STRAVINSKY The Firebird / Orchestral Arrangements
BIS SACD-1874 / ****1/2
The music of Igor Stravinsky’s first ballet, The Firebird, is usually enjoyed at concerts in the form of its short 1919 Suite, which lasts some 20 minutes. The complete ballet, a rarity because of the massive orchestral forces employed, plays for over twice as long. It is an extremely colourful score, much in the style of Stravinsky’s teacher Rimsky-Korsakov, with its Russian fairy-tale story of a hero, princesses and ogres vividly characterised. In this sumptuous recording, the dances truly come to life aided by excellent woodwind and brass, culminating in the ferocious Infernal Dance and glorious final apotheosis.
The value of this disc lies in its unusual fillers. Instead of another ballet, Stravinsky’s rarely heard orchestrations of music by Tchaikovsky (Bluebird Pas de deux from Sleeping Beauty), Sibelius (Canzonetta) and Chopin (a nocturne and a waltz) are offered. True to form, Stravinsky’s ingenious play with sound textures assures quirks aplenty. The biggest surprise is reserved for the minute-long Birthday Greeting, an outlandish distortion of the children’s Happy Birthday party song which plays down the melody but magnifies the accompaniment. Have fun in this musical “hall of mirrors”.
BEETHOVEN FOR ALL
DANIEL BARENBOIM, Piano & Conductor
Decca 478 3513 (2 CDs) / **1/2
Anyone who has gone through the triumphs and vicissitudes of life will identify with the life-affirming music of Ludwig van Beethoven (1770-1827). He was Everyman personified, dogged by unrequited love and deafness, yet invigorated by his ideals of liberty, egalitarianism and the brotherhood of man. This double-disc is a sampler of his complete symphonies, piano concertos and piano sonatas (to be issued on 18 discs in three box-sets) as interpreted by Daniel Barenboim, surely one of great Beethovenians of our age.
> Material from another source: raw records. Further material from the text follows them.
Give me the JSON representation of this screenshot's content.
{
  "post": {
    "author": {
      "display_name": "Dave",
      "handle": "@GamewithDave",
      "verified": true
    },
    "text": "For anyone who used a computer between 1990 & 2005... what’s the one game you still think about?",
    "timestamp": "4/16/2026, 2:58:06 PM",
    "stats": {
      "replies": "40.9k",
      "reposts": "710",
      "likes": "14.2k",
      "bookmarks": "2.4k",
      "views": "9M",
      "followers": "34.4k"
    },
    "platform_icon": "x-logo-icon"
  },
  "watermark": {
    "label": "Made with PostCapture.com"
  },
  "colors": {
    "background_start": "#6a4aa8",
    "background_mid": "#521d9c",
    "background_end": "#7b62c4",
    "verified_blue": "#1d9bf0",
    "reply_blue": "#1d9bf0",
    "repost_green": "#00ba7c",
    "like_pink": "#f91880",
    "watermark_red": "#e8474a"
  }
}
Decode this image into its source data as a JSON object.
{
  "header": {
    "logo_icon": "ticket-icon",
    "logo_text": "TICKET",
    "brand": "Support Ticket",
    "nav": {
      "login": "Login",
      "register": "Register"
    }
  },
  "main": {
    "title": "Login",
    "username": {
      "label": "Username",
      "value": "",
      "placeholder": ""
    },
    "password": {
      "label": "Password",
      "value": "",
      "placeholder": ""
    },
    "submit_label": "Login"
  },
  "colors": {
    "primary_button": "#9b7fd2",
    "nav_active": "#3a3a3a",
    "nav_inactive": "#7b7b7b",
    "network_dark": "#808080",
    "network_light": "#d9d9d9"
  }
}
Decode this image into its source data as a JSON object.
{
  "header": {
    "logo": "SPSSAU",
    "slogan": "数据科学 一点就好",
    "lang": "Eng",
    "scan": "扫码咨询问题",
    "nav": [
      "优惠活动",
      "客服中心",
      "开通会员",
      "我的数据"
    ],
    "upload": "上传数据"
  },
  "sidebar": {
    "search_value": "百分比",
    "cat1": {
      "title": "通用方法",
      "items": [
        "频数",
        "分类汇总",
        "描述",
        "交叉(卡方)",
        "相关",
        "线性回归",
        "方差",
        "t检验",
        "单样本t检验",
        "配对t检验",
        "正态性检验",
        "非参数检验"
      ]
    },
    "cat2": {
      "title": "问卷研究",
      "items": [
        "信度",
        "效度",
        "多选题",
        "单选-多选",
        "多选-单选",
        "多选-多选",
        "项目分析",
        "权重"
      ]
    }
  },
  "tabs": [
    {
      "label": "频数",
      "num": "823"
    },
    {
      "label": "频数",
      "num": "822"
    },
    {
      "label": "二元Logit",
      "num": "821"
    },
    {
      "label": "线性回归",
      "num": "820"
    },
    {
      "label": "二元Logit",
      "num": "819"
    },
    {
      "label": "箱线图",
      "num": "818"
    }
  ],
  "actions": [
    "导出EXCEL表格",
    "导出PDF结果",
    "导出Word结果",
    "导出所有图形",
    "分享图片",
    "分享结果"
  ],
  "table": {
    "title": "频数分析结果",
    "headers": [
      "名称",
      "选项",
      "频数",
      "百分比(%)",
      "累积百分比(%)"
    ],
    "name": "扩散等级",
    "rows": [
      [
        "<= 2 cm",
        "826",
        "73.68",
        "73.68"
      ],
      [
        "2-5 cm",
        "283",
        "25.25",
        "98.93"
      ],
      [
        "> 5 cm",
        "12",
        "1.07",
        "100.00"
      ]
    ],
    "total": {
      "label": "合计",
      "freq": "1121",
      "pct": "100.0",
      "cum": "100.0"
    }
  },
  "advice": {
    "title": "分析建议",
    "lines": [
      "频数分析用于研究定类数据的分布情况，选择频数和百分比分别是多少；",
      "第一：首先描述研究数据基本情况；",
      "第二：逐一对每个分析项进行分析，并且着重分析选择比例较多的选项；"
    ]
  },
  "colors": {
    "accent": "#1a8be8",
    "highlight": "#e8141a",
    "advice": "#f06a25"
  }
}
Six of the nine symphonies, four of the five piano concertos and three sonatas (out of 32) are represented. Despite the fine performances, the sequence of disembodied movements selected does the music scant justice. There is neither chronological order nor programming intelligence in place. For example, the lovely Adagio slow movement of the Emperor Concerto does not fade off when it should but continues with the linking passage as if launching into the Rondo finale. Then the listener is assailed with the Rondo of the First Piano Concerto instead! Surely Barenboim could not have been party to this insult. Clearly this is Beethoven For Dummies. It is far better to get the full sets instead (and probably Decca’s intention as well).